The Canon EF 85mm f/1.2L II USM ($1,999) performed exceptionally well, and the amazingly sharp Sigma 50mm f/1.4 DG HSM Art Lens ($949) quickly gained permanent residency in my camera bag.
More than a half-dozen Speedlites, macro ring lites and other flash accessories are available and gain even more importance since the 5DS R doesn’t have a built-in flash. If you want wireless, you’ll need the WFT-E7A ($850). GPS recorders are also optional.
At less than half the price of the least expensive 50-MP medium format camera (Pentax 645Z, $8,499) and with a smaller and lighter body, the Canon EOS 5DS R not only fills a small gap for professional photographers but brings Canon a high resolution model that its lineup was sorely missing.

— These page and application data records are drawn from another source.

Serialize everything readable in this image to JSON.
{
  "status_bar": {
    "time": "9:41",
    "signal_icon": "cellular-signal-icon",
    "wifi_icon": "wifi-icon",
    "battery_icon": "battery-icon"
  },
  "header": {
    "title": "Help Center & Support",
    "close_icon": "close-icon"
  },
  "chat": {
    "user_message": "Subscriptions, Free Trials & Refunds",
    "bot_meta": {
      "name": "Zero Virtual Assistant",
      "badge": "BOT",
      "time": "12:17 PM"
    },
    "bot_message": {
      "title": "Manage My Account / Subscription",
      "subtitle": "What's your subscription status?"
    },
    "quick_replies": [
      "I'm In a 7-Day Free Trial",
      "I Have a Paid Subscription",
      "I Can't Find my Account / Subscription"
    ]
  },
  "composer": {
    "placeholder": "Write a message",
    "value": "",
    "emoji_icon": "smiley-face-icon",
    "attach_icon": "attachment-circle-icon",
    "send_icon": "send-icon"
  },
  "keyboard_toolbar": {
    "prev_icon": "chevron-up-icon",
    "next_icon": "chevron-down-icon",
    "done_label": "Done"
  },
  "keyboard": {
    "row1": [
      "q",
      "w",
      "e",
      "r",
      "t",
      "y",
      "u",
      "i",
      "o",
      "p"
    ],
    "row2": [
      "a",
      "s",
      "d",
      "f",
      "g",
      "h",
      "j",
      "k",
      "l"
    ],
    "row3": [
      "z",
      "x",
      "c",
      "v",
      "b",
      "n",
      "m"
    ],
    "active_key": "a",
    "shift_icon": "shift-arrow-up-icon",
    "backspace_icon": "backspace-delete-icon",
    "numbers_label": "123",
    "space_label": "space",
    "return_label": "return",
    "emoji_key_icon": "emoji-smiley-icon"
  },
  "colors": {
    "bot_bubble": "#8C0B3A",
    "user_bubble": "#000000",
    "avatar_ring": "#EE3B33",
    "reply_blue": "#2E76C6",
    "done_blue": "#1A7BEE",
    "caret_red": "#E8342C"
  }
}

If you don’t need full resolution all the time, the 5DS R allows you to choose smaller file sizes for projects that don’t demand as many megapixels.
Image quality is excellent and the camera’s full feature set meets the needs of even the most demanding photographers. The 5DS R can also generally hold its own when it comes to shooting speed, especially considering it’s pushing data from a 50-MP sensor for 5 fps bursts.
The most disappointing aspect of the camera lies in its video capabilities. While everyone will appreciate the manual video controls, the 5DS R hasn’t kept pace by including HDMI out for uncompressed footage, for example. If you’re brand agnostic or looking to switch from Canon, you may also want to check out the Nikon D810 ($2,996 body only) and, for those looking for a more compact high resolution camera, the Sony A7R II ($3,198 body only). But for its primary purpose--capturing exceptional still images--the 5DS R is a damn good choice.
Model name: Canon EOS 5DS R
Price: $3,899.00 (body only)
Shots per sec: up to 5 fps full resolution
Sensor type: Full-frame CMOS
AF points: 61 with up to 41 cross-type AF points
Shutter speed range: 1/8000-30 sec, Bulb
ISO range: 100-6400 (expandable to 50 L; 12800 H)
Main video resolutions/frame rates: full HD 1920 x 1080 at 30, 25, 24 fps; 1280 x 720 at 60, 50 fps; 640 x 480 at 30, 25 fps
Video file format: .MOV
Built-in flash? No
Hot shoe: Yes
Card type: dual slot CompactFlash and SD/SDHC/SDXC
Ports: USB 3.0, mini-HDMI OUT, video OUT, extension system terminal stereo mic input
Shots per charge: 700 (stills); 1,400 (stills with battery grip)
Wireless capabilities: with optional WFT-E7A version 2
Image stabilization: lens dependent
Dimensions and weight: 5.98 x 4.58 x 3.01 inches; 29.80 ounces (body only)